What's the Story?
Looking at this picture of Jason Lawlor’s Defender 90, it’s hard to believe it’s the result of a driveway rebuild. But that’s where the work was done to bring it up to its current condition – on Jason’s front drive and in his single garage, including the fitting of a new galvanised chassis.
The 90’s story begins back in 2013, at which point Jason was wondering whether to rebuild it or splash out on replacing it with a brand-new Defender. Although he’d owned two previous Land Rovers, he particularly liked this one – a ’97 300Tdi with a full canvas tilt. During his eight years of ownership, he had upgraded it, kept up the service history and generally looked after it. It was his everyday car and his hobby all rolled into one, used for commuting to work, towing the family caravan, off-roading and going greenlaning.
‘It had pretty much all I wanted,’ he says. ‘And the dog liked it too.’ After checking the coffers, Jason decided he hadn’t quite got enough cash to replace it – but he’d pretty much made his mind up anyway. He’d talked himself into a full rebuild.
Our Favourite Bit
Once the 90 had reached rolling-chassis stage, Jason, along with a few good mates, removed everything from the original chassis over a single weekend. The bulkhead came off complete, followed by the engine and gearbox. The engine and bulkhead were cleaned and dropped into the new chassis. The axles were cleaned and painted ready for re-use. Jason remembers having to roll the chassis out of the garage using a mechanic’s crawler board to fit the rear axle: ‘One of those sweating and swearing moments.’

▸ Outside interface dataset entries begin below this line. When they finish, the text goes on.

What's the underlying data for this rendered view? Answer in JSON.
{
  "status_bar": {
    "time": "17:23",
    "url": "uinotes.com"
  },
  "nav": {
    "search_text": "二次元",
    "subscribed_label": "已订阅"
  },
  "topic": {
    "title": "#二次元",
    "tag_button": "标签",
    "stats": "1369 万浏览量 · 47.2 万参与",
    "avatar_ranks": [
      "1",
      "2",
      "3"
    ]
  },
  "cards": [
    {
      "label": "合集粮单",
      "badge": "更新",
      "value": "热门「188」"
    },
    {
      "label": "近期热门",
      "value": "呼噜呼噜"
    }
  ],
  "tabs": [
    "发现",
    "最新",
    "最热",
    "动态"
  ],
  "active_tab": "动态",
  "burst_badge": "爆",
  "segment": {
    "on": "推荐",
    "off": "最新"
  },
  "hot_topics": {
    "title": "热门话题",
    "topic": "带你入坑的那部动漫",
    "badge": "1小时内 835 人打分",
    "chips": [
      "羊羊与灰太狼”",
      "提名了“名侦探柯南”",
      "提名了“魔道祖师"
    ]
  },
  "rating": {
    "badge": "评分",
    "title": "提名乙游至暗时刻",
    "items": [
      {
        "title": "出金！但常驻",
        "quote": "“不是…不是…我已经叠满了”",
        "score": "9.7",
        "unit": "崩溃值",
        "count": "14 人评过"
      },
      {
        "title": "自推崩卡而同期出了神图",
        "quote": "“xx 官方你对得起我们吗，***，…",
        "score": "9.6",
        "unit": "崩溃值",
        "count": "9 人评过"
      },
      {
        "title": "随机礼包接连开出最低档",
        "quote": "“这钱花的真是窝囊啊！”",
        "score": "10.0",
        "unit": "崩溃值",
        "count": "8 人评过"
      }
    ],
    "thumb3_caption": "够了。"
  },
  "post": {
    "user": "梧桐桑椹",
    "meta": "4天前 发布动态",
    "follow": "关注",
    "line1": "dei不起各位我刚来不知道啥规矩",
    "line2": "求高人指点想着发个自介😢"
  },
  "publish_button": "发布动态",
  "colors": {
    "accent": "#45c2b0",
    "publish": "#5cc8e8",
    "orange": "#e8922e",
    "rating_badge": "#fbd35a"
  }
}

A replacement gearbox with a quick shift kit was slipped in, followed by the front axle, so completing the fresh chassis assembly. With the rest of the chassis details (such as brake lines) in place and after a dry-build to check everything fitted, the end was in sight. It wasn’t all plain sailing, though – some new parts weren’t straightforward to fit. The steering box bolts were too long and the fuel tank’s breather pipe was two inches too low – sortable but time-consuming stuff.
Then, disaster; it took 36 hours to paint the bulkhead due to the cold weather. So Jason had the other panels painted professionally. Den from G&D Paints in Cheltenham came to assess the job; he planned to paint it piecemeal but, realising stuff could be damaged in transit, he did it in one lump.
And the Verdict from LRO?
Tested to the max, the Defender revelled in the off-road course – the sections that I thought would stop it dead, didn’t. It’s great on-road too – a 500-mile round trip to Anglesey last summer, towing a caravan, passed without incident, proving its worth as a true dual-purpose vehicle. Prison officer Jason met me with a huge grin and a hearty breakfast, all ready in the kitchen. Along for the day’s fun were the mates who had made sure he didn’t waver in his task and lent a hand whenever and wherever it was needed. Jason’s the first to admit ‘I couldn’t have done it without them’.
It may have been a driveway build that took only five months, but the details have been considered and good decisions were made. The result is that it drives as if it has been put together by a raft of professionals in a swanky workshop. Good job, guys. Muddy brilliant!
This feature appeared in the April 2016 issue of LRO. Current and Back issues are available to download on digital devices here. Please note, we only hold stocks of the the last three back issues.